- Shea Weber & Andrei Markov. Hallelujah. Yes it’s asking a lot for the 38 year old Markov to play Weber-like minutes but this is where bench management comes into play (Weber – 24:07/Markov 22:22). It’s Claude Julien’s only real option. For now. Step four?
- Jeff Petry. I liked his game. Especially considering who he was stuck with.
- Tomas Plekanec. Perfect feed to Shaw on the game winner.
- Nikita Nesterov. Huh? On first look that was a Markov-type pass to Galchenyuk at the side of the net on Montreal’s second goal. On second look, and because it’s Nesterov not Markov, it might have been a missed shot. But let’s give him the benefit of the doubt. Whatever it was, it made up for Matthew’s first goal which bounced off him.
- David Desharnais-Torrey Mitchell-Sven Andrighetto. It was a very good start to the game for the new 4th line. But in typical fashion of late, when Desharnais fed Mitchell with a perfect set up in front of the Toronto net, the veteran forward couldn’t connect. There was an understandable sense of urgency displayed by all three players who might find themselves somewhere else by Wednesday. Even as they looked ok (although Desharnais was bailed out by Price after a terrible give away) the trio failed to generate a single shot on goal. On the other hand, it was their strong shift that forced the Leafs into taking a penalty which led to the goal by Pacioretty.
- HNIC opening featuring The Hanson Brothers. It never gets old.
— Philip Pritchard (@keeperofthecup) February 25, 2017
- Phillip Danault. One goal in 20 games. Pointless in six. Three assists in 10 games. Playing between Pacioretty and Radulov.
- Brendan Gallagher. Strong effort, as usual, but other than an impressive drive to the net with one hand on his stick, there is no sign of any offense. It’s going so badly right now he even lost a foot race to Roman Polak.
- Paul Byron. Set up perfectly in the slot late in the game by Weber. He missed the net with a weak re-direct attempt.
- Artturi Lehkonen. No zip. Looked fatigued.

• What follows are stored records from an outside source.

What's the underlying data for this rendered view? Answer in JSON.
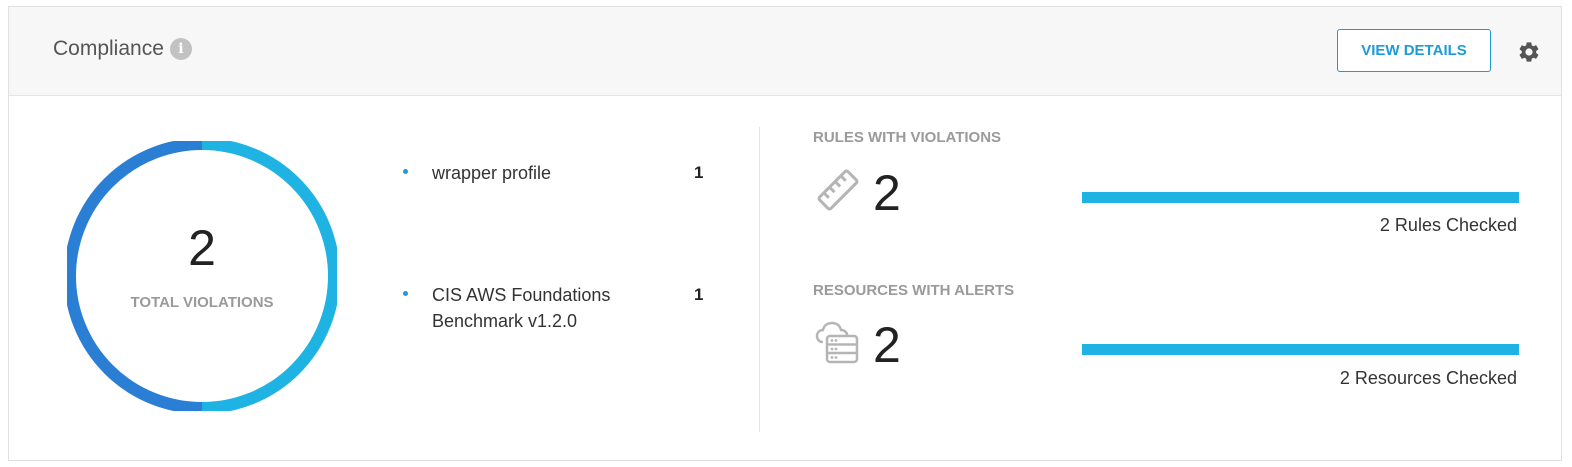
{
  "header": {
    "title": "Compliance",
    "info_icon_glyph": "i",
    "view_details_label": "VIEW DETAILS",
    "icons": [
      "info-icon",
      "gear-icon"
    ]
  },
  "violations": {
    "total": "2",
    "label": "TOTAL VIOLATIONS",
    "segments": [
      {
        "name": "wrapper profile",
        "value": 1,
        "color": "#1fb3e3"
      },
      {
        "name": "CIS AWS Foundations Benchmark v1.2.0",
        "value": 1,
        "color": "#2a7fd4"
      }
    ]
  },
  "profiles": [
    {
      "name": "wrapper profile",
      "count": "1"
    },
    {
      "name": "CIS AWS Foundations Benchmark v1.2.0",
      "count": "1"
    }
  ],
  "rules": {
    "label": "RULES WITH VIOLATIONS",
    "value": "2",
    "checked_text": "2 Rules Checked",
    "bar_fill_fraction": 1.0,
    "icon": "ruler-icon"
  },
  "resources": {
    "label": "RESOURCES WITH ALERTS",
    "value": "2",
    "checked_text": "2 Resources Checked",
    "bar_fill_fraction": 1.0,
    "icon": "cloud-server-icon"
  },
  "colors": {
    "accent": "#1e9bd7",
    "bar": "#1fb3e3",
    "donut_dark": "#2a7fd4",
    "donut_light": "#1fb3e3"
  }
}
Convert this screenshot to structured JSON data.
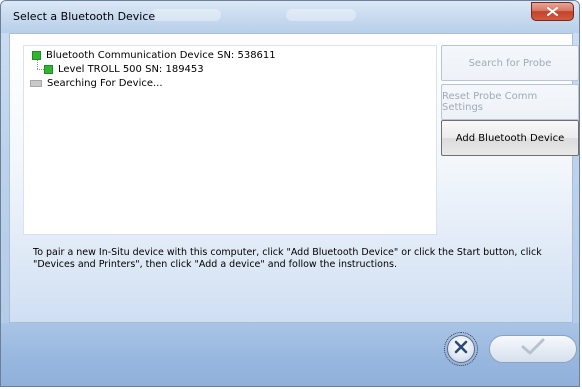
{
  "window": {
    "title": "Select a Bluetooth Device",
    "close_icon": "close-icon"
  },
  "device_tree": {
    "items": [
      {
        "label": "Bluetooth Communication Device SN: 538611",
        "status_color": "#2fb52f",
        "level": 0
      },
      {
        "label": "Level TROLL 500 SN: 189453",
        "status_color": "#2fb52f",
        "level": 1
      },
      {
        "label": "Searching For Device...",
        "status_color": "#c9c9c9",
        "level": 0
      }
    ]
  },
  "buttons": {
    "search_for_probe": {
      "label": "Search for Probe",
      "enabled": false
    },
    "reset_probe_comm": {
      "label": "Reset Probe Comm Settings",
      "enabled": false
    },
    "add_bluetooth_device": {
      "label": "Add Bluetooth Device",
      "enabled": true
    }
  },
  "instructions": {
    "line1": "To pair a new In-Situ device with this computer, click \"Add Bluetooth Device\" or click the Start button, click",
    "line2": "\"Devices and Printers\", then click \"Add a device\" and follow the instructions."
  },
  "footer": {
    "cancel_icon": "cancel-x-icon",
    "ok_icon": "checkmark-icon"
  }
}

- Nathan Beaulieu. Wait – didn’t he help set up Galchenyuk? Ok. But why did the Habs fall behind 1-0? Surely it couldn’t be traced to Beaulieu who wasn’t even on the ice when Toronto opened the scoring…well it was on Beaulieu. He skated the puck out of his zone with nobody around him. He looked good. Head up. Moving well. The rest of the ice in front of him. But then he passed the puck into traffic and headed to the bench. You know what happened when the Leafs took control. Point is Beaulieu makes so many unforced errors he makes Jake Gardiner look like Brent Burns. How about late in the second period when he had the puck behind his net? There were three Leafs in deep to his right. Nothing to his left. He tossed the puck into the corner where there was blue and white but no red. But then he can hit Pacioretty through a maze of bodies in full stride to send his captain in on a breakaway and you wonder why we don’t see more of that? Beaulieu’s inability to secure a steady Top 4 role is perhaps the biggest disappointment of this Canadiens season. At this point the question is – does he have 20 games left to turn it around, or just two?
- Alexei Emelin. Forget the first goal which bounced off him and Nesterov before finding the back of the net. But failing to tie up Matthews on the game tying goal was unforgivable. It’s hockey defense 101. Did he think it was Dave Matthews standing in front of the net? The Habs zone was littered by Emelin mistakes. So how does he end up with more ice time than Markov and Petry? As horrid a stretch of games we’ve seen from him in a couple of years. And it’s Greg Pateryn who is a healthy scratch?
Are you feeling absolutely fine but looking to upset both your stomach and your brain? Watch Alexei Emelin play.
— All About the Habs (@AATHabs) February 26, 2017
- February. Is late season franchise rehab really a 12 step program?